Franklin finalist for pair of coach of the year honors

Jeff Nelson
December 16, 2016

UNIVERSITY PARK, Pa. -- Penn State head coach James Franklin is among the finalists for a pair of National Coach of the Year honors. The third-year Penn State head coach is one of three finalists for AP National of the Year and is one of nine finalists for the Paul “Bear” Bryant Award.

The AP Coach of the Year will be announced on Thursday, while the “Bear” Bryant winner will be selected on Jan. 11, 2017. This is Franklin’s second time as a finalist for the Paul “Bear” Bryant Award. He was a finalist for the honor in 2012, which Penn State head coach Bill O’Brien won.

Previously, Franklin was named the Sporting News National Coach of the Year. He is the second Penn State head coach to win the honor, joining Joe Paterno, who claimed the award in 2005. He was also selected as the College Sports Madness National Coach of the Year. Additionally, he is a finalist for the 2016 Eddie Robinson Coach of the Year award as presented by the Football Writers Association of America.

Franklin guided the Nittany Lions to their first Big Ten Championship since 2008 and fourth overall (1994, 2005, 2008). He led the Nittany Lions to the Big Ten East title, its second divisional title (2011). Franklin guided the Lions to a No. 5 ranking in the CFP, Associated Press and Amway Coaches polls, the highest ranking for the Nittany Lions since 2009.

At 11-2, Franklin guided the Nittany Lions to their sixth 11-win season since Penn State joined the Big Ten. The Nittany Lions are riding a nine-game winning streak, which is the program’s longest since 2009. Penn State finished 8-1 in Big Ten play, marking the second eight-win conference season in program history to join the 1994 team that went 8-0.

The third-year head coach has earned Big Ten Coach of the Year from the Associated Press and the conference’s media.

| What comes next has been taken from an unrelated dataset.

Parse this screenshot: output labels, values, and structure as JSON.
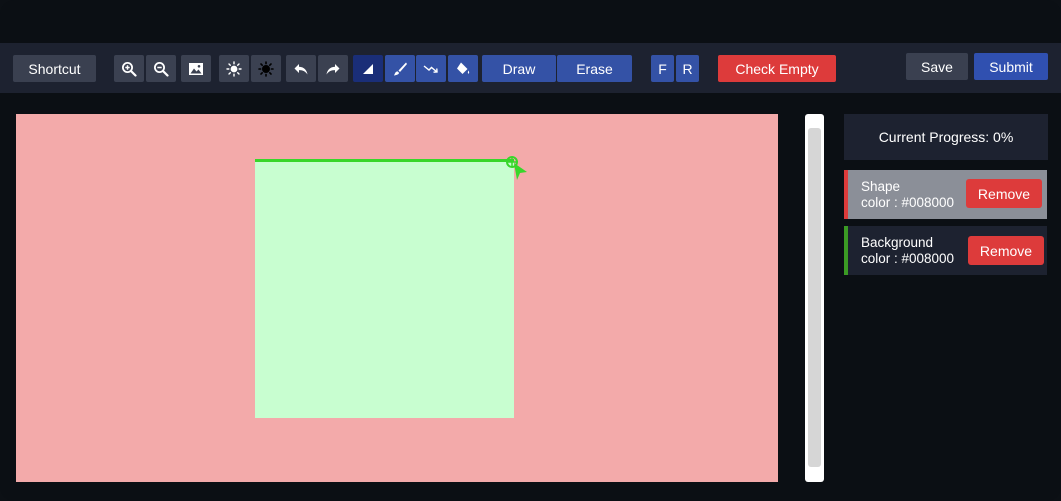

Franklin’s Dave McLain Big Ten Coach of the Year marks the fifth time a Penn State head coach has won the honor, joining Paterno (1994, 2005, 2008) and Bill O’Brien (2012).

Last Updated December 16, 2016